Labour - Standard of Review. Strasser & Lang v. Carpenters’ District Council of Ontario et al. [for numbered case cites see the link]
In Strasser & Lang v. Carpenters’ District Council of Ontario et al. (Div Court, 2023) the Divisional Court considers the 'expertise' deference owed to the OLRB:
 The test for evaluating procedural fairness was set out in Baker v. Canada (Minister of Citizenship and Immigration). Baker identified and described five factors to be considered: the nature of the decision being made, and the process followed in making it; the nature of the statutory scheme and the terms of the statute pursuant to which the body operates; the importance of the decision to the individual affected; the legitimate expectations of the person challenging the decision; and the choice of procedure selected by the agency.. Toronto District School Board v. Canadian Union of Public Employees [see full case for numbered case cites]
 Contrary to the submission of the seven employees, the Baker factors are to be considered with deference to the Board, a highly specialized tribunal protected by strong privative clauses. This court held in International Brotherhood of Electrical Workers Local 1739 v. International Brotherhood of Electrical Workers:
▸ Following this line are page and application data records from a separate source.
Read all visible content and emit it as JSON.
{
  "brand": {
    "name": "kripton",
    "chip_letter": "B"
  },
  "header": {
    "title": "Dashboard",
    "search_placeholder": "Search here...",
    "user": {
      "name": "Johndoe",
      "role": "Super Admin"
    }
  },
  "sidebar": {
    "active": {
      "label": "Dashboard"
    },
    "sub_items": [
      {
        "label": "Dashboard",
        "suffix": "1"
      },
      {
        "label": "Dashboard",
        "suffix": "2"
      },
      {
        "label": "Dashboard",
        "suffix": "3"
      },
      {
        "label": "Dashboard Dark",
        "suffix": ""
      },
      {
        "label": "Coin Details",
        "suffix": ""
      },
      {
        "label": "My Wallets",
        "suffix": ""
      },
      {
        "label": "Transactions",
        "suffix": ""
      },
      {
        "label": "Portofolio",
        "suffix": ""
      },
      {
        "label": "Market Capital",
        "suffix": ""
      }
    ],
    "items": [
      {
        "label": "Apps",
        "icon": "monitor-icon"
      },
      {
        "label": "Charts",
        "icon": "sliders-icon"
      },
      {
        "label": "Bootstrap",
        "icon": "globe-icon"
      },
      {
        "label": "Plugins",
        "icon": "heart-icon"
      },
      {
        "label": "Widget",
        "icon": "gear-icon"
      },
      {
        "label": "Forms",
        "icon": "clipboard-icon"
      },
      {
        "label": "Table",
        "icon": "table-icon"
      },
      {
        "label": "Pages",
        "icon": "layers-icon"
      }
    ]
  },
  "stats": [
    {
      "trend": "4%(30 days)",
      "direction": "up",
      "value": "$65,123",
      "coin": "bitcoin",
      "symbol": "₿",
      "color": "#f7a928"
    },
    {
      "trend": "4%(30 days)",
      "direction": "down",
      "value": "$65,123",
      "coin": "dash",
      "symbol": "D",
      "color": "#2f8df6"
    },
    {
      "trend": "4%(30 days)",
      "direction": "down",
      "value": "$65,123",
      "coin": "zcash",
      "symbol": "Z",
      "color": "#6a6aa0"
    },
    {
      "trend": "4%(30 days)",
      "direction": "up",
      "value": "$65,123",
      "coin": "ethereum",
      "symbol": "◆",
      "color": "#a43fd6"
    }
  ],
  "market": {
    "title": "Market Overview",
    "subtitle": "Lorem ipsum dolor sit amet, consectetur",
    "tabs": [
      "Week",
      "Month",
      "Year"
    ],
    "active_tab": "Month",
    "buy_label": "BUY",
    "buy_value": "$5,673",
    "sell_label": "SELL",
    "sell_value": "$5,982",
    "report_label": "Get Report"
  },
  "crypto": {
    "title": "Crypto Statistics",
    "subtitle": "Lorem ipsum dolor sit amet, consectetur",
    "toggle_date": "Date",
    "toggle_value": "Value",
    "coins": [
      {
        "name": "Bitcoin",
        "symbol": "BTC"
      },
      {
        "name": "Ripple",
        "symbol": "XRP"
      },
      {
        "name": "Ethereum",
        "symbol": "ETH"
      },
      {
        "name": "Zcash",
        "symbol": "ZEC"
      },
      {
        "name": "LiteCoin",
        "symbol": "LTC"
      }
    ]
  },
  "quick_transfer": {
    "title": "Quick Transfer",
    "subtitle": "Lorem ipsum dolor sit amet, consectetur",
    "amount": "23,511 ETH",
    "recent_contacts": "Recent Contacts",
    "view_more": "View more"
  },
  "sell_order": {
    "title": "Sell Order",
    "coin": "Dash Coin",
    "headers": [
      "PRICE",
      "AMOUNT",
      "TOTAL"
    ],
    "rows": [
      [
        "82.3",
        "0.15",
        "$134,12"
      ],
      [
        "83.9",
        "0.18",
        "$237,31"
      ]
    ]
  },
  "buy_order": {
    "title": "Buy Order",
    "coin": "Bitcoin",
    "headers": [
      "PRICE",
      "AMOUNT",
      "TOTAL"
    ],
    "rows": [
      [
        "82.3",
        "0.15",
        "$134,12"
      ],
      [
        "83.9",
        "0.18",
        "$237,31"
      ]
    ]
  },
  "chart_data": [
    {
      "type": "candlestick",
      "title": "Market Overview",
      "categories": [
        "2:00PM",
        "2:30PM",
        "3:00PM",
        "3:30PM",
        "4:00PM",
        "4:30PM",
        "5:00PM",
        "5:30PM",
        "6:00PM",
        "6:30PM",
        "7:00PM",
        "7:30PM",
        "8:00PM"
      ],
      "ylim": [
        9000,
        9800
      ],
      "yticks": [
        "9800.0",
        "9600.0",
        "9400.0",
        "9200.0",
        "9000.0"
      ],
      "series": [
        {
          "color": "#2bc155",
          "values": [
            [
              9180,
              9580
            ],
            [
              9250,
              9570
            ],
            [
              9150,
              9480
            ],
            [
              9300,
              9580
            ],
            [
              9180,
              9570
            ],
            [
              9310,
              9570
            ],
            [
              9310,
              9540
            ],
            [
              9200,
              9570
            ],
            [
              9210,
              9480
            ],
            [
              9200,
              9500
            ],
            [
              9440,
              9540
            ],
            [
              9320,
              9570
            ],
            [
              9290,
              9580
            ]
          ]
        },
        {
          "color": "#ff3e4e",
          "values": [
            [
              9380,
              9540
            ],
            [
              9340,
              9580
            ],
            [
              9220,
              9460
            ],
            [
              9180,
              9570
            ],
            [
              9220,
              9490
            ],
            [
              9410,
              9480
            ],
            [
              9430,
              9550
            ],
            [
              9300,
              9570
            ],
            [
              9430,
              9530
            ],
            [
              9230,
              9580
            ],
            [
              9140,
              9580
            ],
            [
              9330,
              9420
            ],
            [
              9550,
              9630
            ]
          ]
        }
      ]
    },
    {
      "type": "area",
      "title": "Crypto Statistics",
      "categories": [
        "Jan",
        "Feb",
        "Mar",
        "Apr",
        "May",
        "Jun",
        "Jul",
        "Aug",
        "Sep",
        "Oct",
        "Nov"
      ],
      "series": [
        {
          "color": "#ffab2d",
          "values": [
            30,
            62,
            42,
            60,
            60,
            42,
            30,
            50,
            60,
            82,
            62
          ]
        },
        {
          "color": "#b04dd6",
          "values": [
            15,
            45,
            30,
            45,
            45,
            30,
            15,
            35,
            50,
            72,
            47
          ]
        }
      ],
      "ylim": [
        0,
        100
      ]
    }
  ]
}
“The privative clauses that the Legislature saw fit to include in the Act protecting decisions of the Board from judicial review make it clear that the Legislature intended that decisions of the Board would be afforded substantial deference, including choices of procedure. More importantly, the control of procedure and express power granted to the Board not to hold a hearing are key.” In making the decisions that are under review by this court, as was the case before this court in International Brotherhood of Electrical Workers Local 1739, the Board was acting not only in its area of general expertise, but also “in a doubly specialized capacity relating to the construction sector, an area of responsibility it was entrusted to regulate in accordance with industry specific legislative rules.” (International Brotherhood of Electrical Workers Local 1739, at para. 47.)
 The legislated combination of exclusive jurisdiction and the broad ability to self-regulate process has resulted in long-standing judicial recognition of the Board as “master of its own house”. Courts will not generally interfere with a tribunal’s procedural decisions, provided they are made fairly and within the tribunal’s jurisdiction.
 The Board is a highly specialized tribunal with considerable expertise and its own procedures, including procedures that apply specifically to the construction industry. The Board’s procedural decisions are entitled to significant deference. In my view, the Vice-Chair was entitled to decide the application on the basis of the material that was before him in this case, without a hearing.
In Toronto District School Board v. Canadian Union of Public Employees (Div Court, 2023) the Divisional Court considers the deferential (SOR) approach to labour boards (OLRB):
 In reviewing labour relations decisions, the Divisional Court has observed:
 Labour relations is a complex and sensitive field of law. The Ontario Court of Appeal has observed that "the decisions of the Supreme Court of Canada, over the course of many decades, show an unbroken commitment to affording labour relations boards the highest levels of judicial deference on matters within their exclusive jurisdiction" (Maystar General Contractors Inc. v. International Union of Painters and Allied Trades, Local 1819, 2008 ONCA 265,  O.J. No. 1353, at para. 42).
 The interpretation of collective agreements is at the very heart of the Board's jurisdiction. In line with Vavilov, labour arbitrators and boards should be afforded the highest degree of deference in their interpretation of these agreements: see Ottawa Hospital v. OPSEU, 2017 ONSC 5501, at para. 2.